WHAT THE TASK REQUIRES ::
Count the lines in the data below holding the string "print" and write the total by itself.

DATA FOR REVIEW ::
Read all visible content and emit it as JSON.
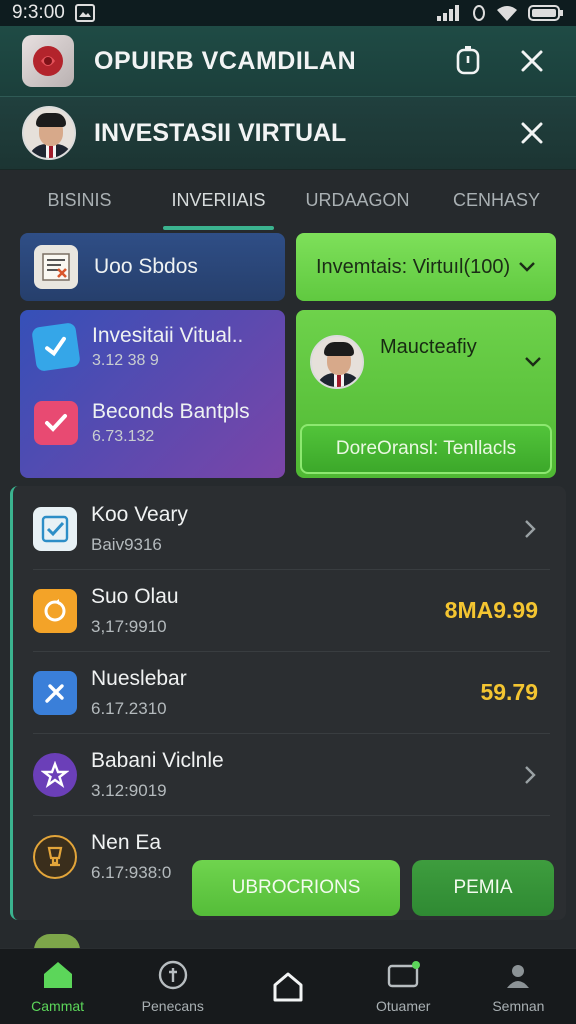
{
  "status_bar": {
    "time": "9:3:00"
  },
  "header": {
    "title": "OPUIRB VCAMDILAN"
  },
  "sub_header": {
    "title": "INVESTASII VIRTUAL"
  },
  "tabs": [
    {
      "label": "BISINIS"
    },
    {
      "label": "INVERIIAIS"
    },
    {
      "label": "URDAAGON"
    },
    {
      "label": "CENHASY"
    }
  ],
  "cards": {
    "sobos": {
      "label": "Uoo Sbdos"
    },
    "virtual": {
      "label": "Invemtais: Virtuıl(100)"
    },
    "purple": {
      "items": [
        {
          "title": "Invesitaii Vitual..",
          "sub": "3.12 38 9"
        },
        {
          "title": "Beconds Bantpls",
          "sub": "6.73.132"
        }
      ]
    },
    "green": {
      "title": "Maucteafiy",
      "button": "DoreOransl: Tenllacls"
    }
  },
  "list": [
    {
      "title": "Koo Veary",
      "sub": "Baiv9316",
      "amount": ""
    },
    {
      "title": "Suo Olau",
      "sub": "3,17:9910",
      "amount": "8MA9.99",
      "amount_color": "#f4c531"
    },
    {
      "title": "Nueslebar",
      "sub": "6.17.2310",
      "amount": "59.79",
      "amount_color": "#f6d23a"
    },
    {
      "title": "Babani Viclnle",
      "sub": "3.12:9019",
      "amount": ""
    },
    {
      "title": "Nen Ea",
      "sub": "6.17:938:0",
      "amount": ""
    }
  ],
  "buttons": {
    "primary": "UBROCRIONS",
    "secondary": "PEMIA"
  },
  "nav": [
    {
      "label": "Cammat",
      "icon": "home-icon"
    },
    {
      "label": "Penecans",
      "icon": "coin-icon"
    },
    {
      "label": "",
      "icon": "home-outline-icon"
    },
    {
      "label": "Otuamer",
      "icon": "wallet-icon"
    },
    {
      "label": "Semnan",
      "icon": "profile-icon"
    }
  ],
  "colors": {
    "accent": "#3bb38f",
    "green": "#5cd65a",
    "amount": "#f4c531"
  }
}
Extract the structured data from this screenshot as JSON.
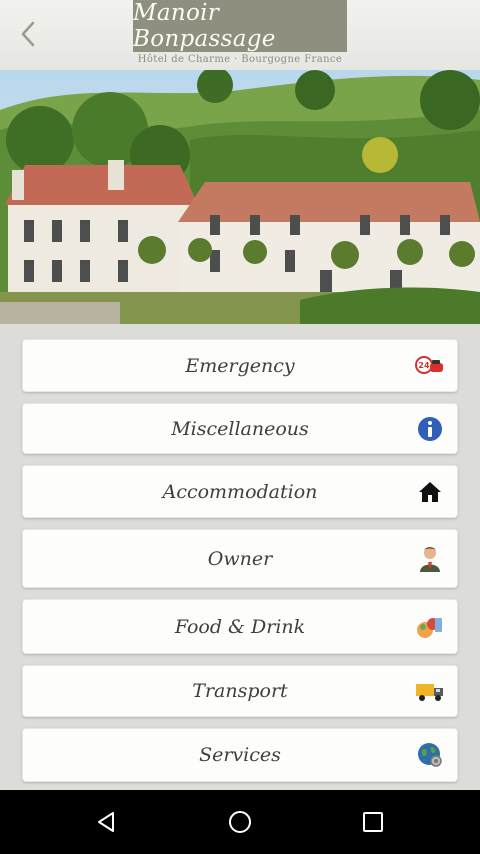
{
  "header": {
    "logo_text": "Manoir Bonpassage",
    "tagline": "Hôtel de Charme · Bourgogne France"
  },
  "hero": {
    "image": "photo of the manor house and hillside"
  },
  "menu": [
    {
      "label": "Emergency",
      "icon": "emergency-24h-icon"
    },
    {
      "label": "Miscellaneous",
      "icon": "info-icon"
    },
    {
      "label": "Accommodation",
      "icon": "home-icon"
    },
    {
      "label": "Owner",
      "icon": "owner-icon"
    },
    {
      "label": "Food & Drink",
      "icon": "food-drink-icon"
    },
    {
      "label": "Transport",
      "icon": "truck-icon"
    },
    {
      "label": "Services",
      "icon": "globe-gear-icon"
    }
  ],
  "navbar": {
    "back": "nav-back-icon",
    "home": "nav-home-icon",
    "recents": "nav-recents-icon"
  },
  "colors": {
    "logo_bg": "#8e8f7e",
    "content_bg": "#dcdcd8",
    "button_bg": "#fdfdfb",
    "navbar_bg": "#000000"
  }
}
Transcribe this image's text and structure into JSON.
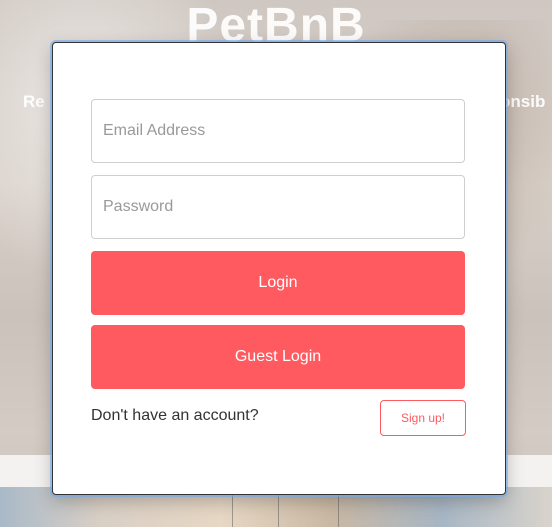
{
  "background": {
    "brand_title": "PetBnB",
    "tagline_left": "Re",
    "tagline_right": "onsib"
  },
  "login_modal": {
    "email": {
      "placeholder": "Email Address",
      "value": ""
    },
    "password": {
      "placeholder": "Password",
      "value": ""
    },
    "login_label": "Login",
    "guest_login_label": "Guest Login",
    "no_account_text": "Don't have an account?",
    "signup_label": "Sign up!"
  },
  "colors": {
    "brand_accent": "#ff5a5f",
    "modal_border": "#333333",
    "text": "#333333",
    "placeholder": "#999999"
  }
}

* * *

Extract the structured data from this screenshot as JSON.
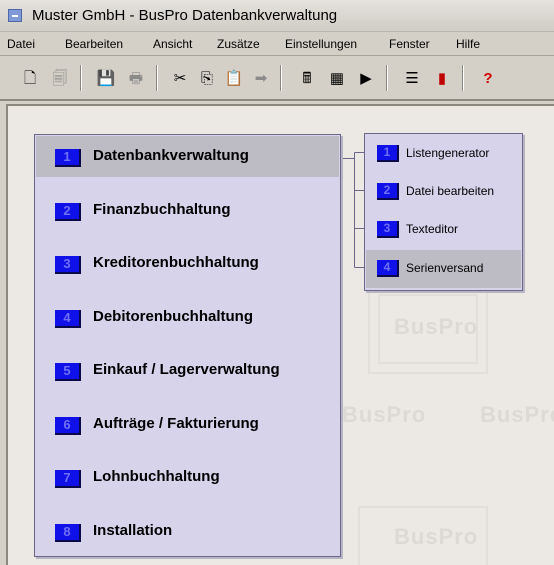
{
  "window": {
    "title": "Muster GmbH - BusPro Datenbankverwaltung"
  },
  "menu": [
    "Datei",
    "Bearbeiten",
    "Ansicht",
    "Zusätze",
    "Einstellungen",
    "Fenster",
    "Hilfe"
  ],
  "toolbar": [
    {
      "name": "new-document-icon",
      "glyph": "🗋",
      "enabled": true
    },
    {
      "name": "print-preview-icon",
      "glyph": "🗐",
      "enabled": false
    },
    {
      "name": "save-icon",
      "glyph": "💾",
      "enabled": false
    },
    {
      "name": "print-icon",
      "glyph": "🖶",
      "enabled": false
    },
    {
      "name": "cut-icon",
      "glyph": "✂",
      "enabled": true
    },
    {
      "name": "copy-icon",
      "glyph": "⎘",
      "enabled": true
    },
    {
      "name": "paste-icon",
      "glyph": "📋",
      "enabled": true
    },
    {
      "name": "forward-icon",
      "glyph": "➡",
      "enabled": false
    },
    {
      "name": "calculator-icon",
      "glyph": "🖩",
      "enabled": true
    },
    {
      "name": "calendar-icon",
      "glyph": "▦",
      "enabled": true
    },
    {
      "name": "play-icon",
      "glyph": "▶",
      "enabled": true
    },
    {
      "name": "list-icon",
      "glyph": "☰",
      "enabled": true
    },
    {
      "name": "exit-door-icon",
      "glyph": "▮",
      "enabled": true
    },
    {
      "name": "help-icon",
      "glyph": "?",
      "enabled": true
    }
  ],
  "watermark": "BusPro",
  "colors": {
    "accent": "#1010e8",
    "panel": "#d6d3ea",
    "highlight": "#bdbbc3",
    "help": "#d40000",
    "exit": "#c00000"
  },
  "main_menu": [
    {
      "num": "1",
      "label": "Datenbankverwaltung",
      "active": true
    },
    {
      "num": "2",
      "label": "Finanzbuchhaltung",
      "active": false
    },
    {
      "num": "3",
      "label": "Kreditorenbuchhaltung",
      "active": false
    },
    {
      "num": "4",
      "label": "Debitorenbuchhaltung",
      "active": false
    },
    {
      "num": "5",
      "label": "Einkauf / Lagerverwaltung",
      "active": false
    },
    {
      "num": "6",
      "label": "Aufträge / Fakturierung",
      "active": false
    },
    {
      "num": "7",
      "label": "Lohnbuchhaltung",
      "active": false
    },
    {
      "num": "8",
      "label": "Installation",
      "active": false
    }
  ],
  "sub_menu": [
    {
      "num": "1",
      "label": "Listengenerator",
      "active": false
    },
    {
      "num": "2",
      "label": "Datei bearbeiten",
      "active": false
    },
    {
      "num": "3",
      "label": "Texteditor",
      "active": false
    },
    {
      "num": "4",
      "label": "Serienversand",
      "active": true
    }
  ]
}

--

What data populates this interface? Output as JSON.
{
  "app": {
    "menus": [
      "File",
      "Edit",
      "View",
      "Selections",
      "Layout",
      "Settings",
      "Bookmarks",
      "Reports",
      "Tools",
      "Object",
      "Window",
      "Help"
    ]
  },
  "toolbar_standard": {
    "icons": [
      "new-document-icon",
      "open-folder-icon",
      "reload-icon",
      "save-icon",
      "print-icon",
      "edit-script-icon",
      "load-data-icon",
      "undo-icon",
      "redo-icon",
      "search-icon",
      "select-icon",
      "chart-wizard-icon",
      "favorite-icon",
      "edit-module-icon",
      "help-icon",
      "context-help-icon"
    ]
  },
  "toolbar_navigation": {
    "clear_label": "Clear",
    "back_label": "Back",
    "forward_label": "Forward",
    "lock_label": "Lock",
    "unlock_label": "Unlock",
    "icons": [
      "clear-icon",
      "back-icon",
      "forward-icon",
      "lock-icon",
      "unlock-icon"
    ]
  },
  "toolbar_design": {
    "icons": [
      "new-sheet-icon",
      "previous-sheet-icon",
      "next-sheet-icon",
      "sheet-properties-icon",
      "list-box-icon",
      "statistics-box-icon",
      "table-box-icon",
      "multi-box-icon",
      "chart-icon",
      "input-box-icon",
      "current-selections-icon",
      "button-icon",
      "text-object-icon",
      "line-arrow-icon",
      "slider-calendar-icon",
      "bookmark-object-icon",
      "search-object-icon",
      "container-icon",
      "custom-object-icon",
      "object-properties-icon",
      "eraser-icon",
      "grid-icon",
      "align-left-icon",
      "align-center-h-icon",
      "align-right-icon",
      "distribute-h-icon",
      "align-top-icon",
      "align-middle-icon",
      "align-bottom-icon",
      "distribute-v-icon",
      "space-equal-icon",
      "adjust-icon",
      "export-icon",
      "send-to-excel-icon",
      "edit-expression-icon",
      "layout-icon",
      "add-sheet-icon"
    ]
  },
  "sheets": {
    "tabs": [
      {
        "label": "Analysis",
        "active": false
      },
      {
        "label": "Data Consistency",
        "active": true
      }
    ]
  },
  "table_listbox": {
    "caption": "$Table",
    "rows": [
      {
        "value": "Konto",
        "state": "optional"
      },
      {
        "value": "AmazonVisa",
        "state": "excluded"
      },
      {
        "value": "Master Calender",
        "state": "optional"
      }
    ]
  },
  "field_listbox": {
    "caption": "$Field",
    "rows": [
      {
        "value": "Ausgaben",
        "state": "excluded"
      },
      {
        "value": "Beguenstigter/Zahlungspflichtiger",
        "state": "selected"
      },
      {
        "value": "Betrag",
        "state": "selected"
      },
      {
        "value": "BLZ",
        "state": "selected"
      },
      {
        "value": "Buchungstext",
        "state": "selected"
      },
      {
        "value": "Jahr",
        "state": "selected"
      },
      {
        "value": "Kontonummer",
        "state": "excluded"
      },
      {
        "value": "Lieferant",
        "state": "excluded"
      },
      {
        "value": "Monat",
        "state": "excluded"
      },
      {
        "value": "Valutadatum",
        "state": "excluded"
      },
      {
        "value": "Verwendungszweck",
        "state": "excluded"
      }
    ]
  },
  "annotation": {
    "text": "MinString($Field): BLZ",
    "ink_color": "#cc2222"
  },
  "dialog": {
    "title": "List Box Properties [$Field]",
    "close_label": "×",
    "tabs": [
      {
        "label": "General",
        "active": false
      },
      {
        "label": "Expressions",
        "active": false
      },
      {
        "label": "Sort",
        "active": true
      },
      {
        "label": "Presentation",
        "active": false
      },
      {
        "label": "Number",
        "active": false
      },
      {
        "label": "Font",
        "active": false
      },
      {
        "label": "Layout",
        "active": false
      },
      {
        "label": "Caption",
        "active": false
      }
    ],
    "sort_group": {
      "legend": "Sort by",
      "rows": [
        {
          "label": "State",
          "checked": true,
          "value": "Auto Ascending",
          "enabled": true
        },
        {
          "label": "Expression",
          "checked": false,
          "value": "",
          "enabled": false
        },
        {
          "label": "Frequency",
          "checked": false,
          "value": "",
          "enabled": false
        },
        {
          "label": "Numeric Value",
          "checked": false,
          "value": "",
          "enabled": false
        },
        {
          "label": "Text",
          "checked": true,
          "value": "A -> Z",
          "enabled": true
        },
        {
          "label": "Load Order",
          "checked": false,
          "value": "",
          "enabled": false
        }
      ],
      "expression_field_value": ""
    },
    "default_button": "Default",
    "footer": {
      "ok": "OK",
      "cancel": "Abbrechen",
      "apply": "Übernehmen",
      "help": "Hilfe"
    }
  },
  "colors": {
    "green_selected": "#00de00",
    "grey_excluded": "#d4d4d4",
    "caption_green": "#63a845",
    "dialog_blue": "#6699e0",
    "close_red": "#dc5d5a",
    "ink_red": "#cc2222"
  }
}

COMPLETED TASK ::
3